(Records from a data source)
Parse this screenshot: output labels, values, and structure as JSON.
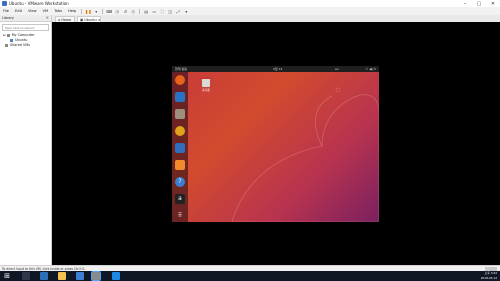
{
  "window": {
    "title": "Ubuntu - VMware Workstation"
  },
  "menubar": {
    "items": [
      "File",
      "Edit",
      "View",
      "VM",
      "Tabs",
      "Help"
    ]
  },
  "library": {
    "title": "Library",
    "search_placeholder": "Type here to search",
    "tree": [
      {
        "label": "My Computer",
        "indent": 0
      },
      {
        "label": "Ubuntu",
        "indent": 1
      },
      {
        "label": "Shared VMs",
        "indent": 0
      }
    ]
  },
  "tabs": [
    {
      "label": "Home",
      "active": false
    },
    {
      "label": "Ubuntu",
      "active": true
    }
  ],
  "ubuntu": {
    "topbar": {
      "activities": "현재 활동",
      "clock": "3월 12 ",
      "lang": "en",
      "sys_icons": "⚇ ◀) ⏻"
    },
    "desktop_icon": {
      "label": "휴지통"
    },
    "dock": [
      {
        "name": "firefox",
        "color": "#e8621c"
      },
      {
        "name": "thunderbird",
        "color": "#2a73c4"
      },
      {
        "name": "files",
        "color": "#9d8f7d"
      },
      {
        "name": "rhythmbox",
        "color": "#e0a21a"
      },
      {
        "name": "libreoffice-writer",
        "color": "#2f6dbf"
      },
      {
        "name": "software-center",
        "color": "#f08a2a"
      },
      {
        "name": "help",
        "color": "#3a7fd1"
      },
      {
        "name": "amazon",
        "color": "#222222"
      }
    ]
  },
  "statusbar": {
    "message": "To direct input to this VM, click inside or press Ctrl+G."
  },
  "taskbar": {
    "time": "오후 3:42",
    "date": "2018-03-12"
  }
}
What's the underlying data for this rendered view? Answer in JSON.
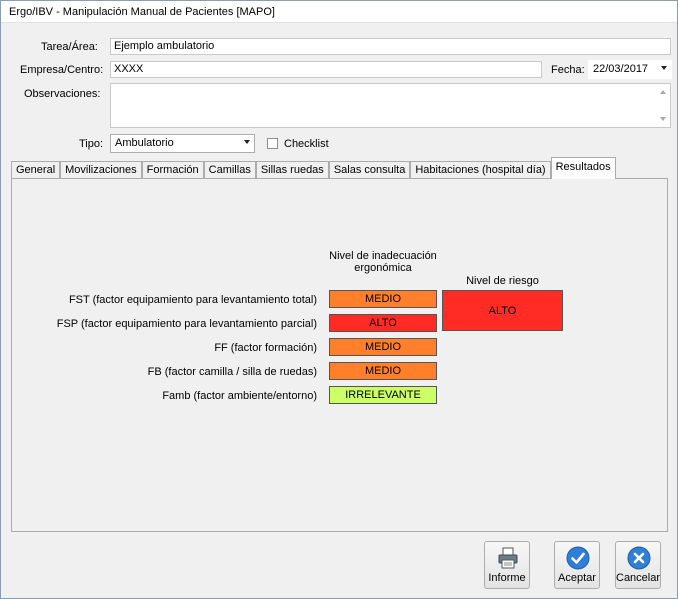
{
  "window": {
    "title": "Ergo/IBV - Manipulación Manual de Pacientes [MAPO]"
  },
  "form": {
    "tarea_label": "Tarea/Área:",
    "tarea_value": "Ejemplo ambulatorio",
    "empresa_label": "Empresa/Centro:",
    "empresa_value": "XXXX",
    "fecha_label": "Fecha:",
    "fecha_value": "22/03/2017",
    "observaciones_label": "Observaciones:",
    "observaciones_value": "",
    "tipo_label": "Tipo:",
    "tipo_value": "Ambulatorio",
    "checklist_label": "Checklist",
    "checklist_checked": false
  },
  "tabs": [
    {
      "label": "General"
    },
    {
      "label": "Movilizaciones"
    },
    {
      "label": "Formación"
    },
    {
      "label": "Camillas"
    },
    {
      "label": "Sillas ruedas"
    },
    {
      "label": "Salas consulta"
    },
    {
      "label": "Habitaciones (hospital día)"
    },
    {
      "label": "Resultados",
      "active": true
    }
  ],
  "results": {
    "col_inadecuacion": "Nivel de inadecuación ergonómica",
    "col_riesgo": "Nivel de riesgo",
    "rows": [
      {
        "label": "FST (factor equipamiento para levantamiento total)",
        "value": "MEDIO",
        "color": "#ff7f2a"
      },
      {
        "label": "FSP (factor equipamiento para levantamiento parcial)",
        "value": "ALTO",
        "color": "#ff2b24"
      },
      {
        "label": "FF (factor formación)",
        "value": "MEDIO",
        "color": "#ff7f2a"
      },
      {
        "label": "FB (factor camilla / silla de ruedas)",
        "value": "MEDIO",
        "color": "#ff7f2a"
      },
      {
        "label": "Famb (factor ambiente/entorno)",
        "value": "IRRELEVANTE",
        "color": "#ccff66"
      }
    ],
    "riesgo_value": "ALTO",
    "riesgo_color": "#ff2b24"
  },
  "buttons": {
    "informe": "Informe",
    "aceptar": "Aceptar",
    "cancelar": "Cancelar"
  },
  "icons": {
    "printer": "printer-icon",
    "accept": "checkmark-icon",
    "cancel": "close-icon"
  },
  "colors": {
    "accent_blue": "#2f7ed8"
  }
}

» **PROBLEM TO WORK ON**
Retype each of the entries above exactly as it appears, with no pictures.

» **TASK RESULT**
Parse this screenshot: output labels, values, and structure as JSON.
{
  "window": {
    "title": "Ubuntu - VMware Workstation"
  },
  "menubar": {
    "items": [
      "File",
      "Edit",
      "View",
      "VM",
      "Tabs",
      "Help"
    ]
  },
  "library": {
    "title": "Library",
    "search_placeholder": "Type here to search",
    "tree": [
      {
        "label": "My Computer",
        "indent": 0
      },
      {
        "label": "Ubuntu",
        "indent": 1
      },
      {
        "label": "Shared VMs",
        "indent": 0
      }
    ]
  },
  "tabs": [
    {
      "label": "Home",
      "active": false
    },
    {
      "label": "Ubuntu",
      "active": true
    }
  ],
  "ubuntu": {
    "topbar": {
      "activities": "현재 활동",
      "clock": "3월 12 ",
      "lang": "en",
      "sys_icons": "⚇ ◀) ⏻"
    },
    "desktop_icon": {
      "label": "휴지통"
    },
    "dock": [
      {
        "name": "firefox",
        "color": "#e8621c"
      },
      {
        "name": "thunderbird",
        "color": "#2a73c4"
      },
      {
        "name": "files",
        "color": "#9d8f7d"
      },
      {
        "name": "rhythmbox",
        "color": "#e0a21a"
      },
      {
        "name": "libreoffice-writer",
        "color": "#2f6dbf"
      },
      {
        "name": "software-center",
        "color": "#f08a2a"
      },
      {
        "name": "help",
        "color": "#3a7fd1"
      },
      {
        "name": "amazon",
        "color": "#222222"
      }
    ]
  },
  "statusbar": {
    "message": "To direct input to this VM, click inside or press Ctrl+G."
  },
  "taskbar": {
    "time": "오후 3:42",
    "date": "2018-03-12"
  }
}
What's the underlying data for this rendered view? Answer in JSON.
{
  "window": {
    "title": "Ergo/IBV - Manipulación Manual de Pacientes [MAPO]"
  },
  "form": {
    "tarea_label": "Tarea/Área:",
    "tarea_value": "Ejemplo ambulatorio",
    "empresa_label": "Empresa/Centro:",
    "empresa_value": "XXXX",
    "fecha_label": "Fecha:",
    "fecha_value": "22/03/2017",
    "observaciones_label": "Observaciones:",
    "observaciones_value": "",
    "tipo_label": "Tipo:",
    "tipo_value": "Ambulatorio",
    "checklist_label": "Checklist",
    "checklist_checked": false
  },
  "tabs": [
    {
      "label": "General"
    },
    {
      "label": "Movilizaciones"
    },
    {
      "label": "Formación"
    },
    {
      "label": "Camillas"
    },
    {
      "label": "Sillas ruedas"
    },
    {
      "label": "Salas consulta"
    },
    {
      "label": "Habitaciones (hospital día)"
    },
    {
      "label": "Resultados",
      "active": true
    }
  ],
  "results": {
    "col_inadecuacion": "Nivel de inadecuación ergonómica",
    "col_riesgo": "Nivel de riesgo",
    "rows": [
      {
        "label": "FST (factor equipamiento para levantamiento total)",
        "value": "MEDIO",
        "color": "#ff7f2a"
      },
      {
        "label": "FSP (factor equipamiento para levantamiento parcial)",
        "value": "ALTO",
        "color": "#ff2b24"
      },
      {
        "label": "FF (factor formación)",
        "value": "MEDIO",
        "color": "#ff7f2a"
      },
      {
        "label": "FB (factor camilla / silla de ruedas)",
        "value": "MEDIO",
        "color": "#ff7f2a"
      },
      {
        "label": "Famb (factor ambiente/entorno)",
        "value": "IRRELEVANTE",
        "color": "#ccff66"
      }
    ],
    "riesgo_value": "ALTO",
    "riesgo_color": "#ff2b24"
  },
  "buttons": {
    "informe": "Informe",
    "aceptar": "Aceptar",
    "cancelar": "Cancelar"
  },
  "icons": {
    "printer": "printer-icon",
    "accept": "checkmark-icon",
    "cancel": "close-icon"
  },
  "colors": {
    "accent_blue": "#2f7ed8"
  }
}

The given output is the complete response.